*Data entries*
══════════════════════════════
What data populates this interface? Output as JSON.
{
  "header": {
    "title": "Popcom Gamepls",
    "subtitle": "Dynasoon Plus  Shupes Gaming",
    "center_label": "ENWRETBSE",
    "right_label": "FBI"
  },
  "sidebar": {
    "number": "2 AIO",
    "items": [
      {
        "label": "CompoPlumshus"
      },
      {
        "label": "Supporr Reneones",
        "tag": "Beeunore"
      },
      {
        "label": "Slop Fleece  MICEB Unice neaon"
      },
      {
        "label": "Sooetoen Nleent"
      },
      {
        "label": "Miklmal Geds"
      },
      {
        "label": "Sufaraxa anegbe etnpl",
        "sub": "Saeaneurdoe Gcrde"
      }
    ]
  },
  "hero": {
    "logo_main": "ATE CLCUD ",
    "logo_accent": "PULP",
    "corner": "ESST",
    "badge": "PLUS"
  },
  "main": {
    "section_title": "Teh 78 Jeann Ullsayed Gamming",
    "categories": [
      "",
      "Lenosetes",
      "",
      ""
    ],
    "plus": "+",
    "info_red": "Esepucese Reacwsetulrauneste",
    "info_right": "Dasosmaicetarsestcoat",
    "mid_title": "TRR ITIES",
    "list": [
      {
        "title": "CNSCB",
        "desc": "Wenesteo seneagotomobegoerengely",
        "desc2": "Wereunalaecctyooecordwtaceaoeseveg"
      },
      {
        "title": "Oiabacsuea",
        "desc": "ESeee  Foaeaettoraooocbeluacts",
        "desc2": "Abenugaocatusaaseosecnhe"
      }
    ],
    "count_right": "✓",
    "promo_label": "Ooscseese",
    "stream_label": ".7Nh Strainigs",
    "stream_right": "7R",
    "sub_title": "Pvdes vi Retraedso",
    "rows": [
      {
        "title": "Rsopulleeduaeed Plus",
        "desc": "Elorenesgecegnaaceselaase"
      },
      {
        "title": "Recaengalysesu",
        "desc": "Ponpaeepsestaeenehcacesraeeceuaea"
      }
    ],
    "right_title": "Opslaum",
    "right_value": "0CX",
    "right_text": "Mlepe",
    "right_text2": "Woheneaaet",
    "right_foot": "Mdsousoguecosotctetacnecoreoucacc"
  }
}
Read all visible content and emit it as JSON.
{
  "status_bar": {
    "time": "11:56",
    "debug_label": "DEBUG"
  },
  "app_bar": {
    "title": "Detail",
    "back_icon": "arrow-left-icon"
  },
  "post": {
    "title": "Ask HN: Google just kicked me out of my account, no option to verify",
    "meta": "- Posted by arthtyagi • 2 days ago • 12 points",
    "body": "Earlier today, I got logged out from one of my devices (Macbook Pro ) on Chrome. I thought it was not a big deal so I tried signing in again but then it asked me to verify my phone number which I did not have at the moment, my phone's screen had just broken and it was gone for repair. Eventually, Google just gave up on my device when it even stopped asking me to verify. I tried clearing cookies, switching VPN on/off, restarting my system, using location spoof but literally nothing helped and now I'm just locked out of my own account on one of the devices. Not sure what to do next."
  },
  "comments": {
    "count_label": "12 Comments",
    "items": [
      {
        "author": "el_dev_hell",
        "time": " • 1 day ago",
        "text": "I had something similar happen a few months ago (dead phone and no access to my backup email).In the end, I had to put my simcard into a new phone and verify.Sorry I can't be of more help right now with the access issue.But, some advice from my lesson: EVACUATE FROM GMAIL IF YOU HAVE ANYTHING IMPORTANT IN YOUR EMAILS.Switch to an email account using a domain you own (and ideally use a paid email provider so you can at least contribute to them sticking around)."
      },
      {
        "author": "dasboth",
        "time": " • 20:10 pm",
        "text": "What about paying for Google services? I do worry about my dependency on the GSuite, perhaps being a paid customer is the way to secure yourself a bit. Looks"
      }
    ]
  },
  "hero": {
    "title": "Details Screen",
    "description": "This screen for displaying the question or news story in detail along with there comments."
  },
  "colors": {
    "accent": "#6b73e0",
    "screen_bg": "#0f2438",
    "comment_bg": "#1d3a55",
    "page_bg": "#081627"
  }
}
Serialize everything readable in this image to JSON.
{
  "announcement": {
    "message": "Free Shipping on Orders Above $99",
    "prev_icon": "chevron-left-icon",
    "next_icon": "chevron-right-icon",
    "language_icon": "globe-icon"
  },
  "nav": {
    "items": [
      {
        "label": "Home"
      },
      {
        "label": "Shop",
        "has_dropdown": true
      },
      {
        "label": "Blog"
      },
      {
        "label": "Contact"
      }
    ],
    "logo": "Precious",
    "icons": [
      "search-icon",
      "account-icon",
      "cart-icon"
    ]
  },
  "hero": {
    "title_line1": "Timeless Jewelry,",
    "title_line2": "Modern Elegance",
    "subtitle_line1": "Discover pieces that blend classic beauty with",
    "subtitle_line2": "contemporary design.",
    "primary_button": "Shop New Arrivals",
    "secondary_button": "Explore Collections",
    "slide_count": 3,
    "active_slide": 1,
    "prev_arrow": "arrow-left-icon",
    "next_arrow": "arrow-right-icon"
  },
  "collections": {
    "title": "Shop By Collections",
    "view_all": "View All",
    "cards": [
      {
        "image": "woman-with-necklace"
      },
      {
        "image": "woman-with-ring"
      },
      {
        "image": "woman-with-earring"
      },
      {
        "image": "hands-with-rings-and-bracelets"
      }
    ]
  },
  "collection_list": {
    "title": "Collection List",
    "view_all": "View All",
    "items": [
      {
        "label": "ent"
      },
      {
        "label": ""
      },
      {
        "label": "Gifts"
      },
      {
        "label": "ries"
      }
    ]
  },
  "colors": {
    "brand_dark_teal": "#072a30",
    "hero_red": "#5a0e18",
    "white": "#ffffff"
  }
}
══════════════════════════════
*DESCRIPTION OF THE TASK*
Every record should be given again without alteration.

*TASK OUTPUT*
What data populates this interface? Output as JSON.
{
  "header": {
    "title": "Popcom Gamepls",
    "subtitle": "Dynasoon Plus  Shupes Gaming",
    "center_label": "ENWRETBSE",
    "right_label": "FBI"
  },
  "sidebar": {
    "number": "2 AIO",
    "items": [
      {
        "label": "CompoPlumshus"
      },
      {
        "label": "Supporr Reneones",
        "tag": "Beeunore"
      },
      {
        "label": "Slop Fleece  MICEB Unice neaon"
      },
      {
        "label": "Sooetoen Nleent"
      },
      {
        "label": "Miklmal Geds"
      },
      {
        "label": "Sufaraxa anegbe etnpl",
        "sub": "Saeaneurdoe Gcrde"
      }
    ]
  },
  "hero": {
    "logo_main": "ATE CLCUD ",
    "logo_accent": "PULP",
    "corner": "ESST",
    "badge": "PLUS"
  },
  "main": {
    "section_title": "Teh 78 Jeann Ullsayed Gamming",
    "categories": [
      "",
      "Lenosetes",
      "",
      ""
    ],
    "plus": "+",
    "info_red": "Esepucese Reacwsetulrauneste",
    "info_right": "Dasosmaicetarsestcoat",
    "mid_title": "TRR ITIES",
    "list": [
      {
        "title": "CNSCB",
        "desc": "Wenesteo seneagotomobegoerengely",
        "desc2": "Wereunalaecctyooecordwtaceaoeseveg"
      },
      {
        "title": "Oiabacsuea",
        "desc": "ESeee  Foaeaettoraooocbeluacts",
        "desc2": "Abenugaocatusaaseosecnhe"
      }
    ],
    "count_right": "✓",
    "promo_label": "Ooscseese",
    "stream_label": ".7Nh Strainigs",
    "stream_right": "7R",
    "sub_title": "Pvdes vi Retraedso",
    "rows": [
      {
        "title": "Rsopulleeduaeed Plus",
        "desc": "Elorenesgecegnaaceselaase"
      },
      {
        "title": "Recaengalysesu",
        "desc": "Ponpaeepsestaeenehcacesraeeceuaea"
      }
    ],
    "right_title": "Opslaum",
    "right_value": "0CX",
    "right_text": "Mlepe",
    "right_text2": "Woheneaaet",
    "right_foot": "Mdsousoguecosotctetacnecoreoucacc"
  }
}
Read all visible content and emit it as JSON.
{
  "status_bar": {
    "time": "11:56",
    "debug_label": "DEBUG"
  },
  "app_bar": {
    "title": "Detail",
    "back_icon": "arrow-left-icon"
  },
  "post": {
    "title": "Ask HN: Google just kicked me out of my account, no option to verify",
    "meta": "- Posted by arthtyagi • 2 days ago • 12 points",
    "body": "Earlier today, I got logged out from one of my devices (Macbook Pro ) on Chrome. I thought it was not a big deal so I tried signing in again but then it asked me to verify my phone number which I did not have at the moment, my phone's screen had just broken and it was gone for repair. Eventually, Google just gave up on my device when it even stopped asking me to verify. I tried clearing cookies, switching VPN on/off, restarting my system, using location spoof but literally nothing helped and now I'm just locked out of my own account on one of the devices. Not sure what to do next."
  },
  "comments": {
    "count_label": "12 Comments",
    "items": [
      {
        "author": "el_dev_hell",
        "time": " • 1 day ago",
        "text": "I had something similar happen a few months ago (dead phone and no access to my backup email).In the end, I had to put my simcard into a new phone and verify.Sorry I can't be of more help right now with the access issue.But, some advice from my lesson: EVACUATE FROM GMAIL IF YOU HAVE ANYTHING IMPORTANT IN YOUR EMAILS.Switch to an email account using a domain you own (and ideally use a paid email provider so you can at least contribute to them sticking around)."
      },
      {
        "author": "dasboth",
        "time": " • 20:10 pm",
        "text": "What about paying for Google services? I do worry about my dependency on the GSuite, perhaps being a paid customer is the way to secure yourself a bit. Looks"
      }
    ]
  },
  "hero": {
    "title": "Details Screen",
    "description": "This screen for displaying the question or news story in detail along with there comments."
  },
  "colors": {
    "accent": "#6b73e0",
    "screen_bg": "#0f2438",
    "comment_bg": "#1d3a55",
    "page_bg": "#081627"
  }
}
Serialize everything readable in this image to JSON.
{
  "announcement": {
    "message": "Free Shipping on Orders Above $99",
    "prev_icon": "chevron-left-icon",
    "next_icon": "chevron-right-icon",
    "language_icon": "globe-icon"
  },
  "nav": {
    "items": [
      {
        "label": "Home"
      },
      {
        "label": "Shop",
        "has_dropdown": true
      },
      {
        "label": "Blog"
      },
      {
        "label": "Contact"
      }
    ],
    "logo": "Precious",
    "icons": [
      "search-icon",
      "account-icon",
      "cart-icon"
    ]
  },
  "hero": {
    "title_line1": "Timeless Jewelry,",
    "title_line2": "Modern Elegance",
    "subtitle_line1": "Discover pieces that blend classic beauty with",
    "subtitle_line2": "contemporary design.",
    "primary_button": "Shop New Arrivals",
    "secondary_button": "Explore Collections",
    "slide_count": 3,
    "active_slide": 1,
    "prev_arrow": "arrow-left-icon",
    "next_arrow": "arrow-right-icon"
  },
  "collections": {
    "title": "Shop By Collections",
    "view_all": "View All",
    "cards": [
      {
        "image": "woman-with-necklace"
      },
      {
        "image": "woman-with-ring"
      },
      {
        "image": "woman-with-earring"
      },
      {
        "image": "hands-with-rings-and-bracelets"
      }
    ]
  },
  "collection_list": {
    "title": "Collection List",
    "view_all": "View All",
    "items": [
      {
        "label": "ent"
      },
      {
        "label": ""
      },
      {
        "label": "Gifts"
      },
      {
        "label": "ries"
      }
    ]
  },
  "colors": {
    "brand_dark_teal": "#072a30",
    "hero_red": "#5a0e18",
    "white": "#ffffff"
  }
}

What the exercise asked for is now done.